By Nick Bernard
The Haliburton Music Exchange began with a single Facebook post, which became an idea that became one of the most rewarding experiences of Tom Oliver’s life.
“Somebody was giving away a couple of kids’ guitars … and I thought, man, I wonder how many people have these instruments out there just laying around, and how many of these are just sitting in the corners of peoples’ houses,” Oliver said.
Like any great guitarist, Oliver himself had amassed his own collection of guitars while only playing a small handful of them – that is, three or four guitars out of a whole 20.
“Thinking to myself, like, this is what every guitar player does – and so how many of them are sitting out there? And so it just gave me this idea: well, why don’t I just see?”
The idea stayed with him and, using his professional knowledge in the e-commerce space, created the online framework that would become the Haliburton Music Exchange.
“So I started it last November, with absolutely no expectations of anything, and … by December, by Christmas, I was already in a position where I had, I think at least 15 or 20 instruments sitting here,” Oliver said. “And we did the same thing as what we did this year, blasting out a notice saying ‘does anybody need some instruments out there for the kids for Christmas?’”

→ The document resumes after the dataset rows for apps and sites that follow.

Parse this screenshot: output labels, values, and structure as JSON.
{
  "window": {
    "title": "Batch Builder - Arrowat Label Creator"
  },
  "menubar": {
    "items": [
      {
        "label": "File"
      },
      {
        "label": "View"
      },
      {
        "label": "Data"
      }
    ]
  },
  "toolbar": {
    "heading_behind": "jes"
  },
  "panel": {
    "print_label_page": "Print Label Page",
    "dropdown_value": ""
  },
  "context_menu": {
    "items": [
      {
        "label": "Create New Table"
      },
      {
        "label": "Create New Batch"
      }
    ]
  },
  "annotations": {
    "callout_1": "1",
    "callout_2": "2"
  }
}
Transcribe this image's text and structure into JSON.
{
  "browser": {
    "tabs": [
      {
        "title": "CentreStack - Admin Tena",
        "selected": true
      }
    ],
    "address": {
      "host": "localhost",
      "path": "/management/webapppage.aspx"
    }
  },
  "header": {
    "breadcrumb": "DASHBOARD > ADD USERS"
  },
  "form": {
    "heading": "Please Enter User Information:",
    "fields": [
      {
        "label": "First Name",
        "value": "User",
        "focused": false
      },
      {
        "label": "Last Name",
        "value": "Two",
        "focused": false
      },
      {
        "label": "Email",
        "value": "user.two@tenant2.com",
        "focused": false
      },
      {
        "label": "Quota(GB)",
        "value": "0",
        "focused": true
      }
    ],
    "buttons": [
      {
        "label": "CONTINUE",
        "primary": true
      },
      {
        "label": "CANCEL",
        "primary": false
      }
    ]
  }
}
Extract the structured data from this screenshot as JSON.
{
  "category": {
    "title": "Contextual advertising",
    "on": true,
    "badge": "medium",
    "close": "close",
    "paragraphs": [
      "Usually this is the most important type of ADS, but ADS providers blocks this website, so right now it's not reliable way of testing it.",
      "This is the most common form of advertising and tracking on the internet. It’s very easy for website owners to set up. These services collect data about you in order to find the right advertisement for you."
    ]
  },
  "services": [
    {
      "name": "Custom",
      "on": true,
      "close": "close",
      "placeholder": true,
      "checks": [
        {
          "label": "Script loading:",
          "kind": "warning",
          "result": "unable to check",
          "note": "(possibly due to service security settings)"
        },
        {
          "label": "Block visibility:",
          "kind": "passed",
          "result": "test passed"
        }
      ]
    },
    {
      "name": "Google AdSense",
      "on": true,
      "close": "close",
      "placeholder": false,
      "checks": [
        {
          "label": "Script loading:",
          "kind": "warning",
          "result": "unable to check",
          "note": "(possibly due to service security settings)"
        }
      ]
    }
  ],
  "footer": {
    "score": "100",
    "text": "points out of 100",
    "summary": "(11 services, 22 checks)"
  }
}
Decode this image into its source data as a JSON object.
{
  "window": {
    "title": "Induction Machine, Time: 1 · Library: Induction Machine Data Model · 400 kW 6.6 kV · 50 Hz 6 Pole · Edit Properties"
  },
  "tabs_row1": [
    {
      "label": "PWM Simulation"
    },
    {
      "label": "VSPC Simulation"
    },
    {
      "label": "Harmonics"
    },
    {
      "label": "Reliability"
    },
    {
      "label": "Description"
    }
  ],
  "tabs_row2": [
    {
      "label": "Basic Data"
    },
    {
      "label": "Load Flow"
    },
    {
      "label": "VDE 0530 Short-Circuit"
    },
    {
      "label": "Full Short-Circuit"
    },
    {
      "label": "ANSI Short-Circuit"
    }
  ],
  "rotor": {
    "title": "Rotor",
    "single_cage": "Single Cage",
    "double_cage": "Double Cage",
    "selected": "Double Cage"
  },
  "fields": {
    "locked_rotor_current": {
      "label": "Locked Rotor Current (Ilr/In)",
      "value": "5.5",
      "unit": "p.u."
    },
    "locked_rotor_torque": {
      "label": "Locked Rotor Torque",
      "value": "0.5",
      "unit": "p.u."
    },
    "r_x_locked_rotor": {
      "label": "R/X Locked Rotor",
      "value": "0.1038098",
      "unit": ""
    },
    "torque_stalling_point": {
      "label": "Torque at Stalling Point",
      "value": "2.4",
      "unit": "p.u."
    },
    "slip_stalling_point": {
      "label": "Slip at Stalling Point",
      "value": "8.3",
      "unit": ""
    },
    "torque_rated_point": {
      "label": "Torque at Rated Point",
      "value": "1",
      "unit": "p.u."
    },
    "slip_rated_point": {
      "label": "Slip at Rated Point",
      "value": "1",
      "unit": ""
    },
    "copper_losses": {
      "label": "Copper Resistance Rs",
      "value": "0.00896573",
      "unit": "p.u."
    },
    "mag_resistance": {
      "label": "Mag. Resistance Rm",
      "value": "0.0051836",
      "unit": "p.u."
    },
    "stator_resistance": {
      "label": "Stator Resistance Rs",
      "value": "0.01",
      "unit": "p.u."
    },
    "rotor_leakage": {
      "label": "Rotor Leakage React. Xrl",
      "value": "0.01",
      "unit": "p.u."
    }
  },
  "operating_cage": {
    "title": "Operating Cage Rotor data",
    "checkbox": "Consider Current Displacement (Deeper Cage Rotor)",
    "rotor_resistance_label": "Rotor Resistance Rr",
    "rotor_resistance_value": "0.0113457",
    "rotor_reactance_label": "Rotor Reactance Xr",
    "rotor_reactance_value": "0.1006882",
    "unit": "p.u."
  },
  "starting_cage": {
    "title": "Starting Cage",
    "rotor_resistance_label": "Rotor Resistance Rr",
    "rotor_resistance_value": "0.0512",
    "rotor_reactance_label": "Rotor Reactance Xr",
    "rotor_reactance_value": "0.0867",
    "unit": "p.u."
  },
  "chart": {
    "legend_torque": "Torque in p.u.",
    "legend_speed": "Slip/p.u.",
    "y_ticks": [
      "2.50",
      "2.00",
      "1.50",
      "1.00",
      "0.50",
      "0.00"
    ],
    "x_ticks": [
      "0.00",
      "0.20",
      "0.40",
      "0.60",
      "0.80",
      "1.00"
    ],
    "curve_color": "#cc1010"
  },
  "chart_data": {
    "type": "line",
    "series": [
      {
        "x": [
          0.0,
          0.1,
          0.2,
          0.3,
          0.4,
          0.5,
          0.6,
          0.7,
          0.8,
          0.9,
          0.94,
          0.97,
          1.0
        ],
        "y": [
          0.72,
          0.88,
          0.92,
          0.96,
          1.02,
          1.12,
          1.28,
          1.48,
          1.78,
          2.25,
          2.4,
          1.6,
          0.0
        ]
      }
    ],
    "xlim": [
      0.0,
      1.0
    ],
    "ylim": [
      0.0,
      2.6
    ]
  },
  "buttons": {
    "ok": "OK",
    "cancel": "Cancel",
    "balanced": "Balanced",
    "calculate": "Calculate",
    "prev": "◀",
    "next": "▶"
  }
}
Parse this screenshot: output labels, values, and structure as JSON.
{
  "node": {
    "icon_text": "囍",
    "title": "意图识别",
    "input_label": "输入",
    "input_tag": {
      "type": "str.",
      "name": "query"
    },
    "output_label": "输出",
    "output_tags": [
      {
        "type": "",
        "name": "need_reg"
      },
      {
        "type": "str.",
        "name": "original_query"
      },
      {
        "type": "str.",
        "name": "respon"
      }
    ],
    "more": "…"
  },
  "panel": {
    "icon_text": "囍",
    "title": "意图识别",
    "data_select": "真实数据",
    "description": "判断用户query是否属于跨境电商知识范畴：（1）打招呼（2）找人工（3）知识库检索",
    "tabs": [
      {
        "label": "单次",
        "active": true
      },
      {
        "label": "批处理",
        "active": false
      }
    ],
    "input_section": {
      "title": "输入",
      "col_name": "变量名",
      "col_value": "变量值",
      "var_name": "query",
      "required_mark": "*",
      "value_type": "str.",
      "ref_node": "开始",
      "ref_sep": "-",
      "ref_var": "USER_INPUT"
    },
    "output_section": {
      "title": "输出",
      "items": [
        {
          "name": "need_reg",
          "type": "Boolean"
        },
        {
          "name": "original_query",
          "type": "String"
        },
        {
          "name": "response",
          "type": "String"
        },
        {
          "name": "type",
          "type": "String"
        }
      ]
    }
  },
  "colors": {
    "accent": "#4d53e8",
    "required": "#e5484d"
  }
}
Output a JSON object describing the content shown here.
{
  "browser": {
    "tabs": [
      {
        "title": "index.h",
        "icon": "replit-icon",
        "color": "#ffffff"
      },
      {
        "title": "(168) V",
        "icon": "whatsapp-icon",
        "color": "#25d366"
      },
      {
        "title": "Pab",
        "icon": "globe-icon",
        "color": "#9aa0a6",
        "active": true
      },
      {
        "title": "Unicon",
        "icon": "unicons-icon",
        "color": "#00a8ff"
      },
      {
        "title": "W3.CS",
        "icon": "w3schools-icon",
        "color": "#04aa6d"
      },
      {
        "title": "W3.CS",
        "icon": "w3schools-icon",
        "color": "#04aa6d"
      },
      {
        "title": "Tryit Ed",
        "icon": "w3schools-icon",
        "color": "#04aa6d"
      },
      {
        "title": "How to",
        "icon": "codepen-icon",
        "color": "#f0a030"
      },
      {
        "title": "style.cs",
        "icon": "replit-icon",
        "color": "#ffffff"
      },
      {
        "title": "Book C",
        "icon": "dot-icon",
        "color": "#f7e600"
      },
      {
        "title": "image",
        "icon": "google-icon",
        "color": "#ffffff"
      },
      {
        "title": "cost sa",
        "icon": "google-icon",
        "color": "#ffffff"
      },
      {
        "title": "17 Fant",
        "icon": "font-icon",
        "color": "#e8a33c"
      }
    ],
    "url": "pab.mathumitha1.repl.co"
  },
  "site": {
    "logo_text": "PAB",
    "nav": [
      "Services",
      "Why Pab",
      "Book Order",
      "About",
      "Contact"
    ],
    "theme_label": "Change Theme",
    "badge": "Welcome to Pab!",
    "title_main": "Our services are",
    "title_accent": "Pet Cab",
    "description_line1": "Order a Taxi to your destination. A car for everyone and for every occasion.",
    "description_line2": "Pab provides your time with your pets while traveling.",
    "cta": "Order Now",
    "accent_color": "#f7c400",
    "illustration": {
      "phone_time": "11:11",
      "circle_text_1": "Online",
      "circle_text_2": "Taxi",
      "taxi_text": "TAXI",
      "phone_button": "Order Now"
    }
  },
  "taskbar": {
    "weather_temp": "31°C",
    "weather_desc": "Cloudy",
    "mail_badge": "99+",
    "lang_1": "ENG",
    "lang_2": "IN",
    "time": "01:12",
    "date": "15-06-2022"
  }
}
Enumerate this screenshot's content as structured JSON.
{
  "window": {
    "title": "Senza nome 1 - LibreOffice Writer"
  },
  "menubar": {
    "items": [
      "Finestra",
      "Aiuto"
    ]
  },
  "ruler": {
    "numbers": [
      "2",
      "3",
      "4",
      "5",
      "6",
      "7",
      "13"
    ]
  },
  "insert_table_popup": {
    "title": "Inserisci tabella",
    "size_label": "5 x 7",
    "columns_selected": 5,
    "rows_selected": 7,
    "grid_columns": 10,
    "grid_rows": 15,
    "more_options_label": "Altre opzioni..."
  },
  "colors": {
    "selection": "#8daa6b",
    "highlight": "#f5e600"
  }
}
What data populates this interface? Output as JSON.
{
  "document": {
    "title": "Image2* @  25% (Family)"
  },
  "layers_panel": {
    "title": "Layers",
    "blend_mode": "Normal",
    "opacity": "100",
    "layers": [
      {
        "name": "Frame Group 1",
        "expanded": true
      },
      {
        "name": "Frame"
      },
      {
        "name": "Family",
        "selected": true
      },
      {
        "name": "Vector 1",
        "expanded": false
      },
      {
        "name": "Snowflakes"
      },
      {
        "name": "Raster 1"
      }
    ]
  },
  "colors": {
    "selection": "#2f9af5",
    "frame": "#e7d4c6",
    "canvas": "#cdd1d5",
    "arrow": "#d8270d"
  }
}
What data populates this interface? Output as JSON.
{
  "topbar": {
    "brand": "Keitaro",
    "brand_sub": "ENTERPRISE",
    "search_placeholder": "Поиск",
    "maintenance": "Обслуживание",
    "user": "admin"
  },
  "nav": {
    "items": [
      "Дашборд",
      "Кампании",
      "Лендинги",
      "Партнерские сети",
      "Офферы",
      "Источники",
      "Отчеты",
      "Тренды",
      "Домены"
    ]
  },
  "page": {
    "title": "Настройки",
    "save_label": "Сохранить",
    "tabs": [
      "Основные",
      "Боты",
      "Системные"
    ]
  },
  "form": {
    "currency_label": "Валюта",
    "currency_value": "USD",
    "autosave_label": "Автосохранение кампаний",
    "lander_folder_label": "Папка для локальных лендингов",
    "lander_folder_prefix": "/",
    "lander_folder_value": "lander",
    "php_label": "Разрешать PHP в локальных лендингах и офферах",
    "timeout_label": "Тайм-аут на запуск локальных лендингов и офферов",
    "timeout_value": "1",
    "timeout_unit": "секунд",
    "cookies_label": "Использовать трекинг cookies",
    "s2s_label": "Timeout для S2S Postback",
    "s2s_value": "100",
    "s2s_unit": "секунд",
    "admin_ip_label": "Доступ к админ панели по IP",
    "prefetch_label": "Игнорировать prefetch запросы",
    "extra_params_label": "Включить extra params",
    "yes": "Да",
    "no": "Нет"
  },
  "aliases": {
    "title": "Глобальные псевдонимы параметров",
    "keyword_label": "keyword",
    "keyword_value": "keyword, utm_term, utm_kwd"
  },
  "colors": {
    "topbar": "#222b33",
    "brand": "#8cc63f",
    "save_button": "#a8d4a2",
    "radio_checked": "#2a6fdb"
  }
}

This past November, Oliver posted on the Music Exchange’s Facebook page asking whether any children or teens might be interested in learning how to play guitar. As always, the response was immediate and enthusiastic. Oliver was able to get nine guitars out ahead of the holidays, a repeat of the success that started the Exchange in the first place.
“The same thing happened, I put the post up, saying ‘we’ve got full-size body guitars … for teenagers,’ and boom,” he said, expressing the immediacy of the response. “And those went out the door and so now we’ve got a whole bunch of teenagers that are happy.
He says it’s been a progression, getting people aware of what the Exchange has to offer. While, through coincidence, Oliver has seen a focus on guitars, the Music Exchange offers a number of different instruments.
“We’ve also been cycling through all kinds of other instruments,” he said, citing the example of a girl with a physical disability who he was able to provide a trumpet for. “We’ll take any instrument. We don’t take full-size acoustic pianos, but we would love to get keyboards. We’ll take any other type of instrument in any state of repair.”
The Music Exchange takes donations either through Facebook with its page or a form on their website. From there, Oliver fixes them up, purchases whatever parts and supplies what he needs, or he uses parts from other instruments as needed.
People can also request an instrument, where they can pick it up from Oliver’s home on Bolender Lane, across from Curry Chevrolet Buick GMC in Haliburton.
“I built up the website, got the functionality of everything going so that I could … receive information from people about what was out there and what they had to drop off,” Oliver explained.
He says none of what’s become of the Music Exchange, which has recently partnered with the Haliburton Folk Society to produce a free eight-week guitar lesson program, would have been possible without the immediate positive response from the community.
“As soon as I started it, it just blew up. We’ve had just a steady stream of instruments coming in ever since.”
While there were originally plans for the Haliburton Folk Society to provide financial oversight for the Music Exchange, those plans have been put on pause while the Folk Society institutes new COVID policies.
“We … completely support the idea of providing free music lessons to youth within the county, an initiative that was started as a collaboration between Tom [Oliver] and Greg Sadlier of Camexicanus. Their program was very successful last fall and we did provide funding for it,” Haliburton Folk Society president Walter Tose told the Echo in an email. “However we realized afterwards that we did not have policies and procedures in place for proof of vaccination, police checks, parental permission, etc. We are currently developing those and once the COVID situation permits and those policies and procedures are in place we will definitely offer financial and promotional support again for anybody who wishes to pursue such a program and can meet our requirements.”
Tose reiterated that the Folk Society does still support the idea of a free music instruction program.
Looking to the future, Oliver says the focus is on developing more lesson programs, especially for the fall and winter months.
“There’s various different things I have in mind for that,” he said, dwelling on ideas around expanded lessons and potential grants to offer students who wish to take private lessons or attend music school. “Our focus is very specific: We want to provide free instruments and free lessons, and really that’s it … whatever results in goodness out there.”
For more information on the Haliburton Music Exchange, or donate or request an instrument, visit www.haliburtonmusicexchange.com.